#ATD2015 Keynote: Sugata Mitra

#ATD2015 Keynote: Sugata Mitra

ATD Keynote: Sugata MitraThis was a fantastic presentation! What Sugata Mitra has managed to learn and create has been nothing short of great. This presentation began the third day of the ATD conference. It set a wonderful tone for the rest of the day.

Sugata Mitra is a Professor of Educational Technology at the School of Education, Communication and Language Sciences at Newcastle University and a 2013 TED prize winner.

The Future of Learning

Mitra began his presentation by discussing the change of ASTD to ATD. He indicated this is important because we are developing talent. He then showed a Wordle created from a collection of top research documents for the past year focusing on learning. He could not find the word teacher. He noted that 100 years ago we did not have telephones, tvs, computers, etc. How did that world operate?

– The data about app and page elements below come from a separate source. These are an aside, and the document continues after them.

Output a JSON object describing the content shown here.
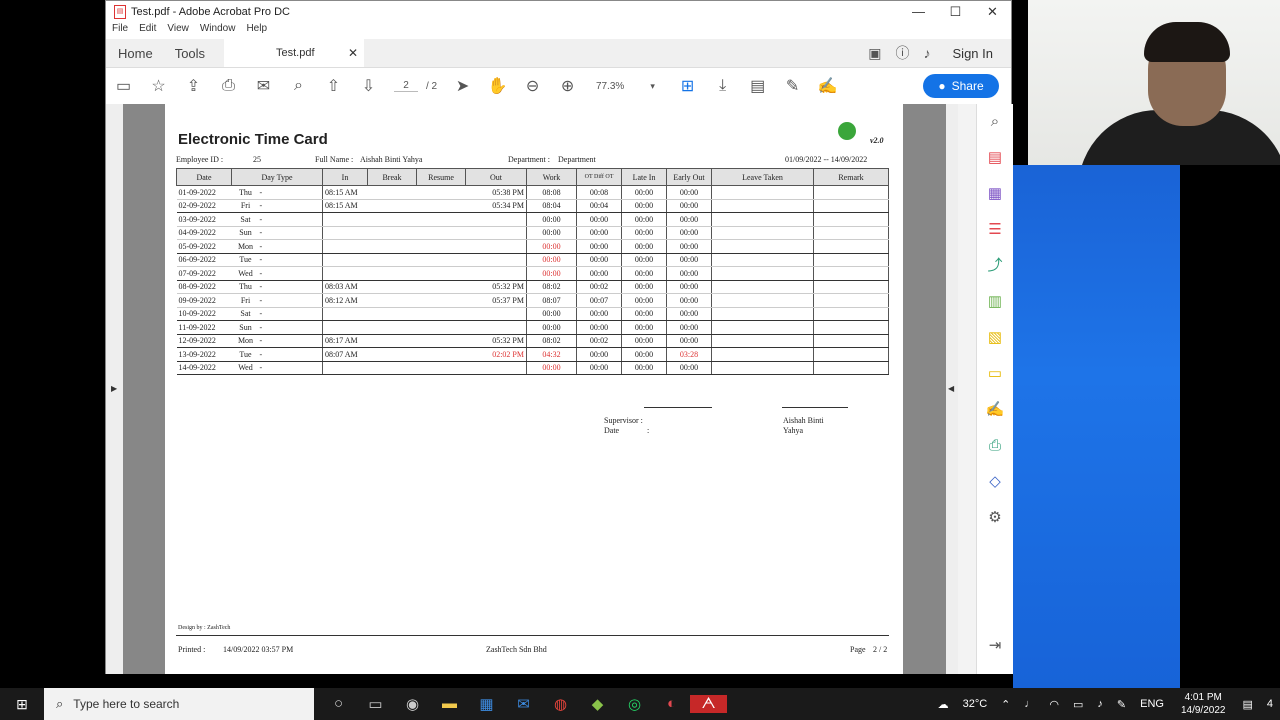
{
  "window": {
    "title": "Test.pdf - Adobe Acrobat Pro DC",
    "menu": [
      "File",
      "Edit",
      "View",
      "Window",
      "Help"
    ],
    "nav_home": "Home",
    "nav_tools": "Tools",
    "doc_tab": "Test.pdf",
    "sign_in": "Sign In",
    "share": "Share",
    "page_current": "2",
    "page_total": "/ 2",
    "zoom": "77.3%"
  },
  "doc": {
    "title": "Electronic Time Card",
    "version": "v2.0",
    "employee_id_label": "Employee ID :",
    "employee_id": "25",
    "full_name_label": "Full Name :",
    "full_name": "Aishah Binti Yahya",
    "department_label": "Department :",
    "department": "Department",
    "period": "01/09/2022  --  14/09/2022",
    "headers": [
      "Date",
      "Day Type",
      "In",
      "Break",
      "Resume",
      "Out",
      "Work",
      "OT Diff OT",
      "Late In",
      "Early Out",
      "Leave Taken",
      "Remark"
    ],
    "rows": [
      {
        "date": "01-09-2022",
        "day": "Thu",
        "type": "-",
        "in": "08:15 AM",
        "out": "05:38 PM",
        "work": "08:08",
        "ot": "00:08",
        "late": "00:00",
        "early": "00:00"
      },
      {
        "date": "02-09-2022",
        "day": "Fri",
        "type": "-",
        "in": "08:15 AM",
        "out": "05:34 PM",
        "work": "08:04",
        "ot": "00:04",
        "late": "00:00",
        "early": "00:00"
      },
      {
        "date": "03-09-2022",
        "day": "Sat",
        "type": "-",
        "in": "",
        "out": "",
        "work": "00:00",
        "ot": "00:00",
        "late": "00:00",
        "early": "00:00"
      },
      {
        "date": "04-09-2022",
        "day": "Sun",
        "type": "-",
        "in": "",
        "out": "",
        "work": "00:00",
        "ot": "00:00",
        "late": "00:00",
        "early": "00:00"
      },
      {
        "date": "05-09-2022",
        "day": "Mon",
        "type": "-",
        "in": "",
        "out": "",
        "work": "00:00",
        "ot": "00:00",
        "late": "00:00",
        "early": "00:00",
        "work_red": true
      },
      {
        "date": "06-09-2022",
        "day": "Tue",
        "type": "-",
        "in": "",
        "out": "",
        "work": "00:00",
        "ot": "00:00",
        "late": "00:00",
        "early": "00:00",
        "work_red": true
      },
      {
        "date": "07-09-2022",
        "day": "Wed",
        "type": "-",
        "in": "",
        "out": "",
        "work": "00:00",
        "ot": "00:00",
        "late": "00:00",
        "early": "00:00",
        "work_red": true
      },
      {
        "date": "08-09-2022",
        "day": "Thu",
        "type": "-",
        "in": "08:03 AM",
        "out": "05:32 PM",
        "work": "08:02",
        "ot": "00:02",
        "late": "00:00",
        "early": "00:00"
      },
      {
        "date": "09-09-2022",
        "day": "Fri",
        "type": "-",
        "in": "08:12 AM",
        "out": "05:37 PM",
        "work": "08:07",
        "ot": "00:07",
        "late": "00:00",
        "early": "00:00"
      },
      {
        "date": "10-09-2022",
        "day": "Sat",
        "type": "-",
        "in": "",
        "out": "",
        "work": "00:00",
        "ot": "00:00",
        "late": "00:00",
        "early": "00:00"
      },
      {
        "date": "11-09-2022",
        "day": "Sun",
        "type": "-",
        "in": "",
        "out": "",
        "work": "00:00",
        "ot": "00:00",
        "late": "00:00",
        "early": "00:00"
      },
      {
        "date": "12-09-2022",
        "day": "Mon",
        "type": "-",
        "in": "08:17 AM",
        "out": "05:32 PM",
        "work": "08:02",
        "ot": "00:02",
        "late": "00:00",
        "early": "00:00"
      },
      {
        "date": "13-09-2022",
        "day": "Tue",
        "type": "-",
        "in": "08:07 AM",
        "out": "02:02 PM",
        "work": "04:32",
        "ot": "00:00",
        "late": "00:00",
        "early": "03:28",
        "out_red": true,
        "work_red": true,
        "early_red": true
      },
      {
        "date": "14-09-2022",
        "day": "Wed",
        "type": "-",
        "in": "",
        "out": "",
        "work": "00:00",
        "ot": "00:00",
        "late": "00:00",
        "early": "00:00",
        "work_red": true
      }
    ],
    "supervisor_label": "Supervisor :",
    "date_label": "Date",
    "colon": ":",
    "signer_line1": "Aishah Binti",
    "signer_line2": "Yahya",
    "design_by": "Design by : ZashTech",
    "printed_label": "Printed :",
    "printed_value": "14/09/2022 03:57 PM",
    "company": "ZashTech Sdn Bhd",
    "page_label": "Page",
    "page_value": "2 / 2"
  },
  "taskbar": {
    "search_placeholder": "Type here to search",
    "weather": "32°C",
    "lang": "ENG",
    "time": "4:01 PM",
    "date": "14/9/2022",
    "notif_count": "4"
  }
}
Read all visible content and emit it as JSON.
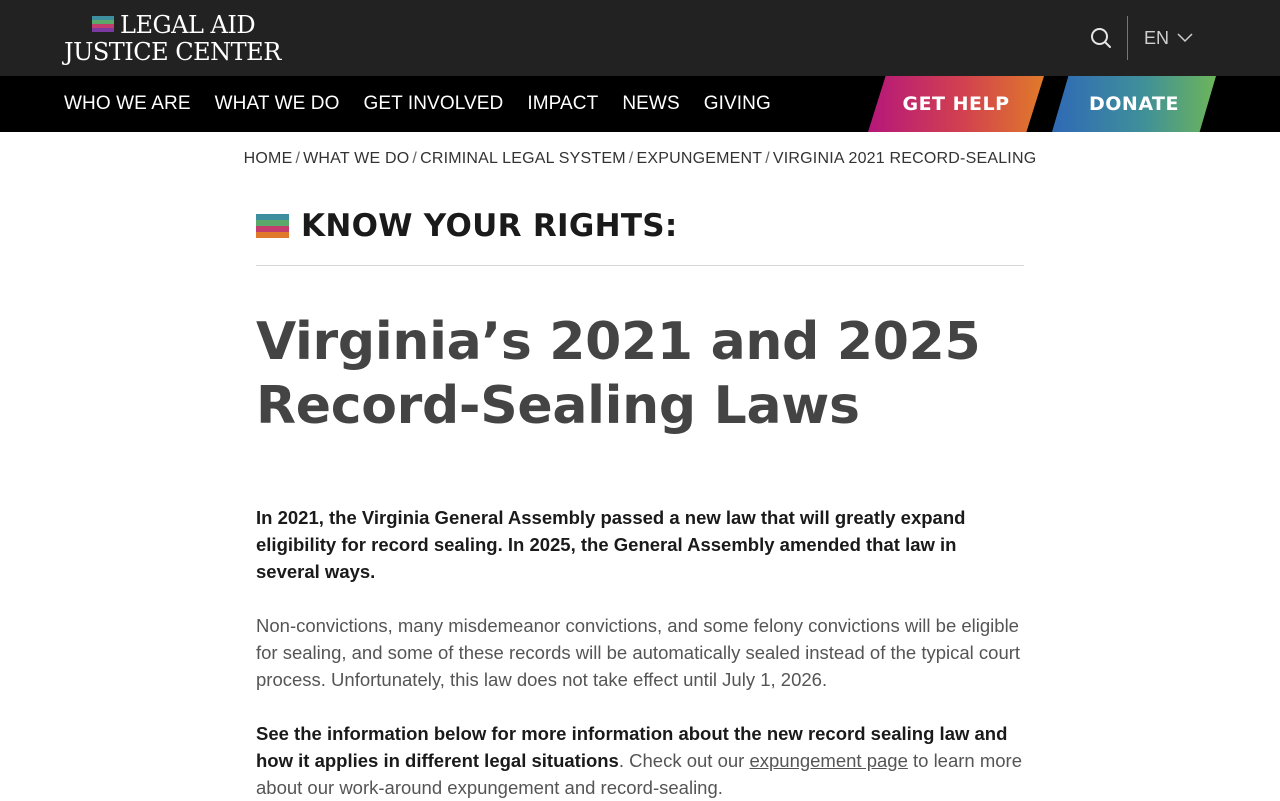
{
  "header": {
    "logo_line1": "LEGAL AID",
    "logo_line2": "JUSTICE CENTER",
    "search_icon": "search-icon",
    "language": "EN",
    "language_icon": "chevron-down-icon"
  },
  "nav": {
    "items": [
      "WHO WE ARE",
      "WHAT WE DO",
      "GET INVOLVED",
      "IMPACT",
      "NEWS",
      "GIVING"
    ],
    "get_help": "GET HELP",
    "donate": "DONATE"
  },
  "breadcrumb": {
    "items": [
      "HOME",
      "WHAT WE DO",
      "CRIMINAL LEGAL SYSTEM",
      "EXPUNGEMENT",
      "VIRGINIA 2021 RECORD-SEALING"
    ],
    "separator": "/"
  },
  "main": {
    "kicker": "KNOW YOUR RIGHTS:",
    "title": "Virginia’s 2021 and 2025 Record-Sealing Laws",
    "lead": "In 2021, the Virginia General Assembly passed a new law that will greatly expand eligibility for record sealing. In 2025, the General Assembly amended that law in several ways.",
    "para2": "Non-convictions, many misdemeanor convictions, and some felony convictions will be eligible for sealing, and some of these records will be automatically sealed instead of the typical court process. Unfortunately, this law does not take effect until July 1, 2026.",
    "para3_bold": "See the information below for more information about the new record sealing law and how it applies in different legal situations",
    "para3_mid": ". Check out our",
    "para3_link": "expungement page",
    "para3_end": " to learn more about our work-around expungement and record-sealing."
  },
  "colors": {
    "header_bg": "#222222",
    "nav_bg": "#000000",
    "get_help_gradient": [
      "#b5177a",
      "#d2424e",
      "#e07a2a"
    ],
    "donate_gradient": [
      "#2f69b6",
      "#3f8f9a",
      "#6db55a"
    ],
    "title_color": "#444444"
  }
}
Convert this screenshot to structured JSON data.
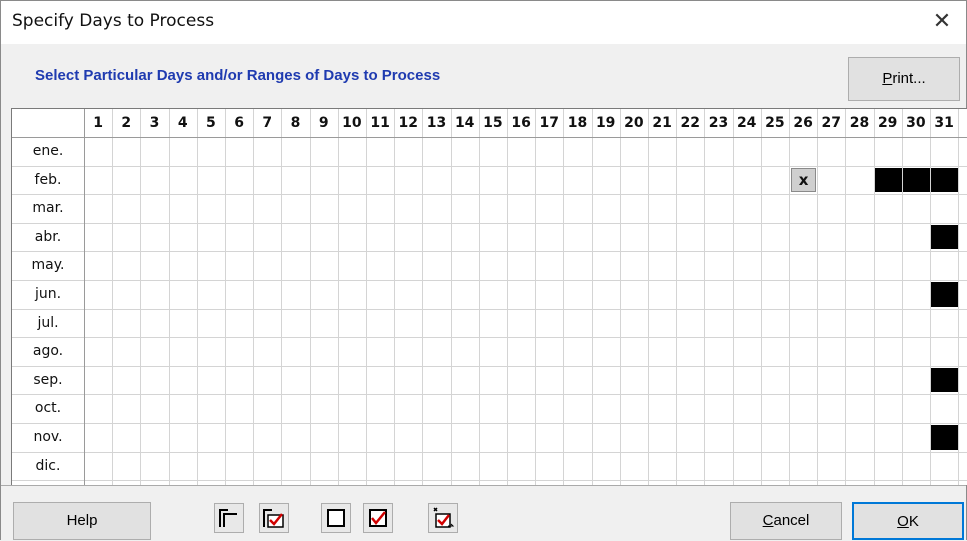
{
  "window": {
    "title": "Specify Days to Process",
    "close_glyph": "✕"
  },
  "subtitle": "Select Particular Days and/or Ranges of Days to Process",
  "buttons": {
    "print_pre": "",
    "print_key": "P",
    "print_post": "rint...",
    "help": "Help",
    "cancel_key": "C",
    "cancel_post": "ancel",
    "ok_key": "O",
    "ok_post": "K"
  },
  "icons": [
    "select-range-icon",
    "check-range-icon",
    "uncheck-icon",
    "check-icon",
    "toggle-selection-icon"
  ],
  "days": [
    "1",
    "2",
    "3",
    "4",
    "5",
    "6",
    "7",
    "8",
    "9",
    "10",
    "11",
    "12",
    "13",
    "14",
    "15",
    "16",
    "17",
    "18",
    "19",
    "20",
    "21",
    "22",
    "23",
    "24",
    "25",
    "26",
    "27",
    "28",
    "29",
    "30",
    "31"
  ],
  "months": [
    "ene.",
    "feb.",
    "mar.",
    "abr.",
    "may.",
    "jun.",
    "jul.",
    "ago.",
    "sep.",
    "oct.",
    "nov.",
    "dic."
  ],
  "filled_cells": [
    {
      "month": 1,
      "day": 29
    },
    {
      "month": 1,
      "day": 30
    },
    {
      "month": 1,
      "day": 31
    },
    {
      "month": 3,
      "day": 31
    },
    {
      "month": 5,
      "day": 31
    },
    {
      "month": 8,
      "day": 31
    },
    {
      "month": 10,
      "day": 31
    }
  ],
  "marked_cells": [
    {
      "month": 1,
      "day": 26,
      "mark": "x"
    }
  ]
}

The age of empires

During the 16-20th centuries, we needed lots of people. However, they needed to be all the same and they did not need to be creative. We had a machine that created these people, it is called a school.

  • Soldiers – needed to be the same, obey orders, not creative.
  • Clerks – need to read and write. Do math in heads. follow instructions. Sit long period of time. Not creative
  • Factory workers – Stand in same spot for hours. Follow instructions. Not creative.

These properties are no longer important.


Mitra then proceeded to shows items that have disappeared:

  • fountain pens
  • reel to reels
  • slide rule
  • record player
  • camera

Everything went into phone

Mitra showed a stage coach. Stage coach drivers were essential to travel at this time. Then cars were invented… passengers became the drivers. Because we are creative, and drove creatively, new roads and rules changed. We are now moving to cars that drive themselves. Grandchildren will wonder what driving is. Even concepts disappear.

Hole in the wall

Mitra was looking for software developers. During the time, he was providing rich people software development lessons. They would come back and tell him that their kids were gifted. He noted that rich kids were not necessarily gifted… they simply have access to computers. What would happen if he gave slum children a computer.

In 8 hours, these slum children were browsing the Internet. He repeated the experiment with the same results. Unsupervised children given access to a safe public Internet will go from zero skill to average secretary in 9 months.

Teachers found out that their English became perfect while turning in homework. The children found a search engine. These were the first attempts of the passengers trying to drive the car.

With text to speech, students had improved their language skills by teaching the computer to write properly. They had to first learn how to pronounce the words properly. These kids also learned biotechnology of DNA on their own at 12 years old by surfing the Internet. Groups of children using the Internet can learn anything.

Granny Cloud

Mitra observed how a grandmother coaches kids. They use admiration to pull out more from learners. As a result, he created the granny cloud. The presence of a friendly mediator can improve self-organized learning.

Self-organizing learning environments (SOLE)

Learning is great but what about assessment. We need assessment that matches the real world. Right now, schools do not assess how learners learn in the real world.

Please tell us the time of day, but do not use a watch.

These types of assessments are based on creating the same type of people. The world and its needs have changed. Allowing the internet into the exam hall will change everything and teaching would also be different.

School in the cloud

Hole in the wall + granny cloud + SOLE = School in the Cloud

The School in the Cloud, learning will be much different. If the teachers are not as interesting as an xbox then the must make themselves more interesting.

This group will be explorers. They will not be the same.

Mitra and team are also doing experiments teaching adults. For example, adults were tasked with setting up a scaffold. One team was taught by school, the other by YouTube. The YouTube team did it much quicker. The problem we currently face is that we are conditioning learners to wait for direction.

We need to prepare learners for learning by giving them the right opportunities, and then get out of their way.

My head is still buzzing because of this presentation. Because of Google and YouTube, self-directed learning is on the rise. How will schools adjust to benefit from this transformation?